We might have expected the triple lock on state pensions to be sacrosanct after the Conservative party pledged to keep it during their 2019 election campaign.
In truth though, we should have known better. The present government does not have a good track record on keeping promises. They claim that the cost this year would have been too high and that inflated cost would have been ongoing in future years.
The government has therefore confirmed a one-year suspension of the ‘triple lock’ for annual state pension increases. The average earnings component will be disregarded in 2022-23 (as it was last year) and the rise will temporarily be replaced with a ‘double lock’ linked to either inflation or 2.5%.
We were on track to get a record boost to our state pension next year thanks to artificially high earnings growth – by more than 8% due to the effects of the furlough scheme, according to the Office for Budget Responsibility (OBR). Sadly, that is not to be.
The ONS says that the state pension amount will increase by 3.1% for the tax year 2022/23. This will represent a boost of up to £288.60 for the year, reaching a total of up to £9,627.80. The full state pension amount from April 2022 will be £185.15 a week, up from £179.60.

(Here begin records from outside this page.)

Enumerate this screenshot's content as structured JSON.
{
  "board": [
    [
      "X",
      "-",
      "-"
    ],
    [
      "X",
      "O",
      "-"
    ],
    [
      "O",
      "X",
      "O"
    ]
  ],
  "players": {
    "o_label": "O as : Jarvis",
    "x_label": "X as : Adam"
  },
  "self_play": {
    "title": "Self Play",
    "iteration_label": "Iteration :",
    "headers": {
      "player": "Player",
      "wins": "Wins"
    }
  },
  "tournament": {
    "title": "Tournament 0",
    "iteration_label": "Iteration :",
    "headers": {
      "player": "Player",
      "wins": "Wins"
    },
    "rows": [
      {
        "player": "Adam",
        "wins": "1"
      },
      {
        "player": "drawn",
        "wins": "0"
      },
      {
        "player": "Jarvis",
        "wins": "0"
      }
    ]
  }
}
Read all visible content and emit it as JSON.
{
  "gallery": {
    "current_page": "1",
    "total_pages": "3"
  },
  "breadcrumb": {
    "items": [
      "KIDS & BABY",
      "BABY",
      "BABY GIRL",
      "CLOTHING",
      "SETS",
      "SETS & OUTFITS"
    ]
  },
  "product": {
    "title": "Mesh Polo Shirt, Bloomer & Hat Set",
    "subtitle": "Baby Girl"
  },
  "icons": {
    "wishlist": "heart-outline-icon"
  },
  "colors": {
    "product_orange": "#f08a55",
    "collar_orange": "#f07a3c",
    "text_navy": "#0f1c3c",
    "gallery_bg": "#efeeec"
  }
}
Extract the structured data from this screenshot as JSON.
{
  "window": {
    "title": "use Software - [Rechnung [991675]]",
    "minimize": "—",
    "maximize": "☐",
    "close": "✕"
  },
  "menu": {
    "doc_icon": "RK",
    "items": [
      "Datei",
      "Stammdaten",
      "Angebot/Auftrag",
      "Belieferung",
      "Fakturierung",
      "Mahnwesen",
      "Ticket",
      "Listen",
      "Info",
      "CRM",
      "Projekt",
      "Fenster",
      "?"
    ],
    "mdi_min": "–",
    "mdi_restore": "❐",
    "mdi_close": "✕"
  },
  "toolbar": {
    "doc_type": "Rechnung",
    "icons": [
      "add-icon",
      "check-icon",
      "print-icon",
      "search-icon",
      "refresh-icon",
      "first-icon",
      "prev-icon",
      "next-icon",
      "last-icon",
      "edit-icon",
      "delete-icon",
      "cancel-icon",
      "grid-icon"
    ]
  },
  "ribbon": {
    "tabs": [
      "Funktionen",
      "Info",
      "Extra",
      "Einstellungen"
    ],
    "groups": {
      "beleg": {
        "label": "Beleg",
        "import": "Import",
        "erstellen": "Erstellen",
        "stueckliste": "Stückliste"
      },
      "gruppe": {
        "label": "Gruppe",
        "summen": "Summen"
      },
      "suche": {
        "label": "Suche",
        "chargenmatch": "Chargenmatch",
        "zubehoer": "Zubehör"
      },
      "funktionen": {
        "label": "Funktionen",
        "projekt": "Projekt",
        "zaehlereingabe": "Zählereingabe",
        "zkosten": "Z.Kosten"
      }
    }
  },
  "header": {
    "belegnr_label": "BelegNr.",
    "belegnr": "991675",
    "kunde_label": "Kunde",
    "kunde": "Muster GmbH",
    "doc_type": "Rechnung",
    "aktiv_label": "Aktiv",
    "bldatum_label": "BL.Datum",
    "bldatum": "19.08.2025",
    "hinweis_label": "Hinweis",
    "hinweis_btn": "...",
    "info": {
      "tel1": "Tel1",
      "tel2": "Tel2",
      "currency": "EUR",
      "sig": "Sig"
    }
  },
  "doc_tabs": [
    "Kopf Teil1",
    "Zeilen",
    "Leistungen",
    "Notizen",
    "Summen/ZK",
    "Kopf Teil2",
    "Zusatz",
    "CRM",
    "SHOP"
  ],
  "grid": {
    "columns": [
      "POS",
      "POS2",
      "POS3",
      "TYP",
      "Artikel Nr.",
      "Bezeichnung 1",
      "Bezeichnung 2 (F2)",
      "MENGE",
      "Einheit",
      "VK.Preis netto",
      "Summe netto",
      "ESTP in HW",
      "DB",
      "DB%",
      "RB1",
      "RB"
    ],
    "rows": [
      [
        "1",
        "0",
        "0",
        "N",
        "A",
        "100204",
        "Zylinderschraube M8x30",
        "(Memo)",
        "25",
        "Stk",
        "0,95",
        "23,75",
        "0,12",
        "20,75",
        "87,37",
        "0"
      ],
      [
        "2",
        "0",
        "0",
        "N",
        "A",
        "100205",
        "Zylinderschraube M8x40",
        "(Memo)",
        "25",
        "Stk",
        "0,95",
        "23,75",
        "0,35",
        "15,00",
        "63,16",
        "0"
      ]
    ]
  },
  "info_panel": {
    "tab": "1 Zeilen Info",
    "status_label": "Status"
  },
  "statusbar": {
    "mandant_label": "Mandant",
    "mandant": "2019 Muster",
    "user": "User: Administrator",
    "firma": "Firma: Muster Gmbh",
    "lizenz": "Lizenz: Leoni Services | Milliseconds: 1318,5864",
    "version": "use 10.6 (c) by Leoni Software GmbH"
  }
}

The promise now is that the suspension of the triple lock will just be for this next year. We will have to wait and see if that promise is kept. Surely the Conservatives know better than to upset silver haired voters who represent a large part of their support.